i'm talking about the government holding a large number of bitcoins and not doing anything with them. Just mining them and then not using them, not committing any transactions.
For Example: If the U.S. government holds 50% of all bitcoins mined and does nothing with them, how would it affect the bitcoin market? And, not just now, but 5 years from now.
Since BC is infinitely divisible, I'd assume that very little would happen until these Govs "flooded" the market with them.
If 1 million BC exist...but, only 500K ever get used. Them, products and services would be valued based upon the 'scarcity' of the availability.
So, the 500K would be divided into tiny pieces and whenever the other 500K hit the market, valuations would change (kinda like inflation). What I once got for .001 BC may take .1 BC now.
But, I am really behind on this. So, I could be barking mad
The price for all other bitcoins would go up.
Wiki, if someone (organized governments) created a majority of the number of nodes mining, could they disrupt the validation of the bitchain?
Seems like you discussed something about majority control, either of coins or mining nodes but I can't recall. I know it is unlikely, but what would the result be?
Attacker has a lot of computing power
An attacker that controls more than 50% of the network's computing power can, for the time that he is in control, exclude and modify the ordering of transactions. This allows him to:
Reverse transactions that he sends while he's in control. This has the potential to double-spend transactions that previously had already been seen in the block chain.
Prevent some or all transactions from gaining any confirmations
Prevent some or all other miners from mining any valid blocks
The attacker can't:
Reverse other people's transactions
Prevent transactions from being sent at all (they'll show as 0/unconfirmed)
Change the number of coins generated per block
Create coins out of thin air
Send coins that never belonged to him
With less than 50%, the same kind of attacks are possible, but with less than 100% rate of success. For example, someone with only 40% of the network computing power can overcome a 6-deep confirmed transaction with a 50% success rate.
It's much more difficult to change historical blocks, and it becomes exponentially more difficult the further back you go. As above, changing historical blocks only allows you to exclude and change the ordering of transactions. It's impossible to change blocks created before the last checkpoint.

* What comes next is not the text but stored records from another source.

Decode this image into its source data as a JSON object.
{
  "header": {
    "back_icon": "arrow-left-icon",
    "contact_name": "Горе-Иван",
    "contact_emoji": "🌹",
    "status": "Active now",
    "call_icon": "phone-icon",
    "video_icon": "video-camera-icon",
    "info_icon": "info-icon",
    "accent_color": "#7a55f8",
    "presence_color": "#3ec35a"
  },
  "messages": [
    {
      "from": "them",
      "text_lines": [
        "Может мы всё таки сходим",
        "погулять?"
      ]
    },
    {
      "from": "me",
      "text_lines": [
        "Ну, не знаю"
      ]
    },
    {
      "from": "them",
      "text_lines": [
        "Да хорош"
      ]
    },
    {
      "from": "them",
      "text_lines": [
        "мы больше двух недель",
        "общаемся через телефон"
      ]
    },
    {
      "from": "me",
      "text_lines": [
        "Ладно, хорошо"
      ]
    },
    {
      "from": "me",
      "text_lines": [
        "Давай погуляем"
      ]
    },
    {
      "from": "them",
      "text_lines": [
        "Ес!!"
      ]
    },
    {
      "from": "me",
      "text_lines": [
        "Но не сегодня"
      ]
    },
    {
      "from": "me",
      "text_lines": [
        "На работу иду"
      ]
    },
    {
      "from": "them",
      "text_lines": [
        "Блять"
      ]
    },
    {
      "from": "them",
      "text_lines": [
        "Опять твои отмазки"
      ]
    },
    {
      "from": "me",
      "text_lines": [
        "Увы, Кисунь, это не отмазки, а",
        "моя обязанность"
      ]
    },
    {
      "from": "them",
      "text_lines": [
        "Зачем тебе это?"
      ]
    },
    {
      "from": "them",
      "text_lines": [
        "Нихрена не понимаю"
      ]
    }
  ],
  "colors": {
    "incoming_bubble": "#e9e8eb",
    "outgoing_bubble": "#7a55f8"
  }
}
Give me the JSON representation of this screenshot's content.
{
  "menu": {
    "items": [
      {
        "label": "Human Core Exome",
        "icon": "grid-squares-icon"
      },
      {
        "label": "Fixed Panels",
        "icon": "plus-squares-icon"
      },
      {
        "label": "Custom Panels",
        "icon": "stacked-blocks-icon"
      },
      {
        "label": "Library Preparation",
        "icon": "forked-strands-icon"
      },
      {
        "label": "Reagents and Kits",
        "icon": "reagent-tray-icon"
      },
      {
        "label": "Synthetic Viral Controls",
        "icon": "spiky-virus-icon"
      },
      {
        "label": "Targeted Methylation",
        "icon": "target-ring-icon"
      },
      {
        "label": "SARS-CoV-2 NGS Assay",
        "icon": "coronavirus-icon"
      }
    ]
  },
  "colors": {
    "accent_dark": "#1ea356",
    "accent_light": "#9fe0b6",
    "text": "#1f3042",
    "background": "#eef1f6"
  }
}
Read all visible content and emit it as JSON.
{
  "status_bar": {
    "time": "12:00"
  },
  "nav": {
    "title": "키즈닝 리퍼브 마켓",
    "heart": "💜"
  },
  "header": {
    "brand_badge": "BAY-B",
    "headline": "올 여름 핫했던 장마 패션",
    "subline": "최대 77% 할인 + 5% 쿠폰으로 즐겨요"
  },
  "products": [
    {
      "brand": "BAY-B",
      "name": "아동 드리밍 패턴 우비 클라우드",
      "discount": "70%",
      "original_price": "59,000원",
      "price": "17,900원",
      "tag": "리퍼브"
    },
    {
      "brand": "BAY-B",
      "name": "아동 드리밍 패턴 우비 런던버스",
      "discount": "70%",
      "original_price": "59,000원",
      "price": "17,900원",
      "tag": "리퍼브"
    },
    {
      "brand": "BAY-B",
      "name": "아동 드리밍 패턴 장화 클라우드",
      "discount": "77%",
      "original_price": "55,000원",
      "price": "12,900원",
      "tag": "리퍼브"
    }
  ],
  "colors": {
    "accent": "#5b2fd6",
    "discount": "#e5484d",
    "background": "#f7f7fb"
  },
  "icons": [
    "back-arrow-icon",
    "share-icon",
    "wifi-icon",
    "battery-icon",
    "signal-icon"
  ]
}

Since this attack doesn't permit all that much power over the network, it is expected that no one will attempt it. A profit-seeking person will always gain more by just following the rules, and even someone trying to destroy the system will probably find other attacks more attractive. However, if this attack is successfully executed, it will be difficult or impossible to "untangle" the mess created -- any changes the attacker makes might become permanent.
I have Tulips for sale
Wiki, I was under the impression that in its current implementation bitcoin is limited to representing only eight decimal places which would make it finite. Is this not correct?
But wouldn't it be possible for an attacker to cause the total bitcoin network computing power to be reduced to a more attackable level by interrupting communications, thus making it easier for a 51% attack to succeed?
Wiki, do you really think that a group such as the Fed which has nearly unlimited resources, couldnt buy up a massive amount of bitcoins...driving the price bubble to an insane proportion...then pop it in one move?